Lisa Nejjar is not one to hide her feelings.
She thinks having the Republican National Convention in Jacksonville isn’t a smart and healthy decision.
“I understand we need to get back to life in some way, however we don’t have to be reckless about life,” she told First Coast News.
The nurse and mother of three believes the convention could result in a surge of new COVID-19 cases in Northeast Florida with thousands of visitors coming from out of town and out of state.
The timing, she says, couldn’t be worse as children head back to school in August.
“We can’t risk our children going back to school right at the same time as a second wave or second spike,” she explained.
However, Dean Black, the chairman of the Republican Party of Duval County, addressed those concerns at a news conference Friday morning. He said temperature checks and sanitizing efforts are part of the comprehensive plan being worked on to ensure a healthy convention.
“Some have said as recently as today that this is reckless and irresponsible. It is only reckless and irresponsible if you deal with it recklessly and irresponsibly and we are not going to do that,” Black said.
Nejjar is also worried about the economic impact.
As some have suggested, it could provide Jacksonville with a $100 million boost. Nejjar said that could be lost if a second wave of COVID-19 forces schools and businesses to close again.
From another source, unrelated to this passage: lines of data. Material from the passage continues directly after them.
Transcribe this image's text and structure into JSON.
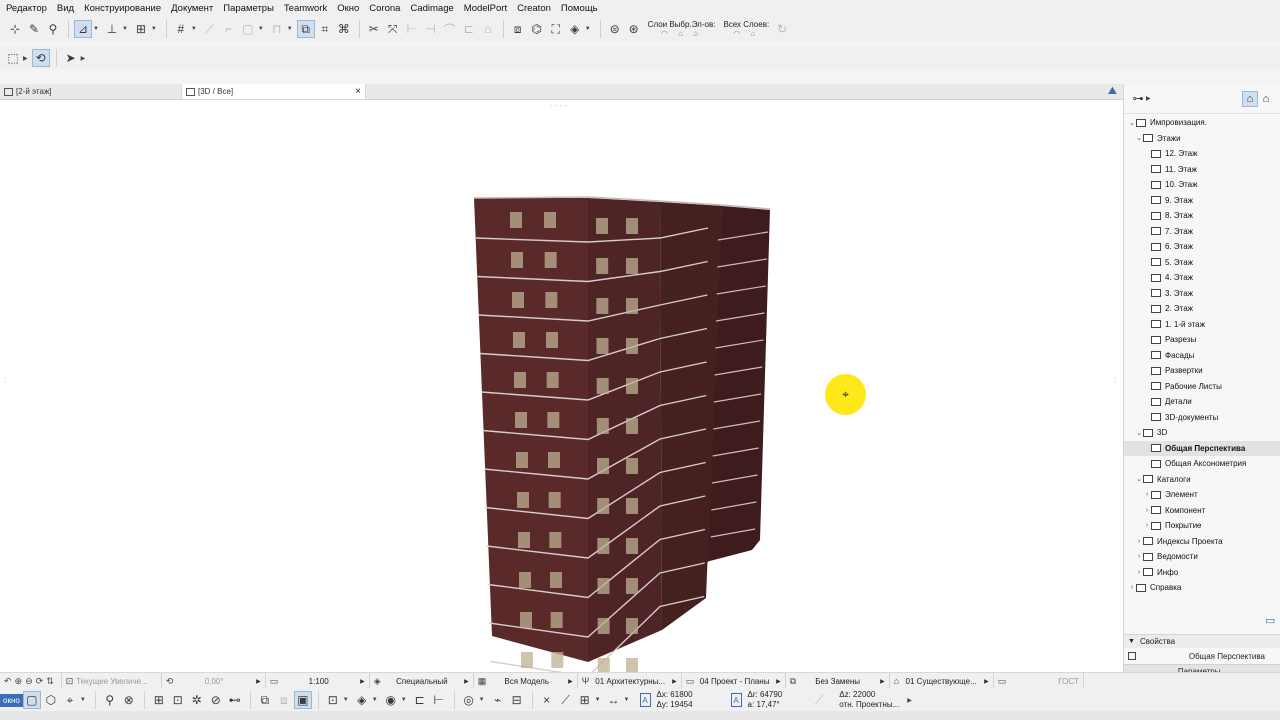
{
  "menu": [
    "Редактор",
    "Вид",
    "Конструирование",
    "Документ",
    "Параметры",
    "Teamwork",
    "Окно",
    "Corona",
    "Cadimage",
    "ModelPort",
    "Creaton",
    "Помощь"
  ],
  "toolbar1": {
    "layers_label": "Слои Выбр.Эл-ов:",
    "all_layers_label": "Всех Слоев:"
  },
  "tabs": [
    {
      "label": "[2-й этаж]"
    },
    {
      "label": "[3D / Все]"
    }
  ],
  "tab_close": "×",
  "navigator": {
    "root": "Импровизация.",
    "floors_group": "Этажи",
    "floors": [
      "12. Этаж",
      "11. Этаж",
      "10. Этаж",
      "9. Этаж",
      "8. Этаж",
      "7. Этаж",
      "6. Этаж",
      "5. Этаж",
      "4. Этаж",
      "3. Этаж",
      "2. Этаж",
      "1. 1-й этаж"
    ],
    "sections": "Разрезы",
    "elevations": "Фасады",
    "interior_elevations": "Развертки",
    "worksheets": "Рабочие Листы",
    "details": "Детали",
    "documents_3d": "3D-документы",
    "group_3d": "3D",
    "perspective": "Общая Перспектива",
    "axonometry": "Общая Аксонометрия",
    "catalogs": "Каталоги",
    "catalog_items": [
      "Элемент",
      "Компонент",
      "Покрытие"
    ],
    "project_indexes": "Индексы Проекта",
    "schedules": "Ведомости",
    "info": "Инфо",
    "help": "Справка"
  },
  "properties": {
    "header": "Свойства",
    "value": "Общая Перспектива",
    "button": "Параметры..."
  },
  "statusbar": {
    "zoom": "Текущее Увеличе...",
    "angle": "0,00°",
    "scale": "1:100",
    "structure": "Специальный",
    "model": "Вся Модель",
    "architecture": "01 Архитектурны...",
    "plans": "04 Проект - Планы",
    "override": "Без Замены",
    "existing": "01 Существующе...",
    "standard": "ГОСТ"
  },
  "coords": {
    "dx": "Δx: 61800",
    "dy": "Δy: 19454",
    "dr": "Δr: 64790",
    "da": "a: 17,47°",
    "dz": "Δz: 22000",
    "ref": "отн. Проектны..."
  },
  "bottom_left": "окно",
  "colors": {
    "facade": "#5a2a2b",
    "facade_shadow": "#3e1c1e",
    "window": "#bfb093",
    "cursor_highlight": "#ffe81a",
    "accent": "#3a6fb6"
  }
}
“Can we err on the side of caution and for the love of our children, and the need they need to go back to school above the need of having a political convention in this point and time,” she asked.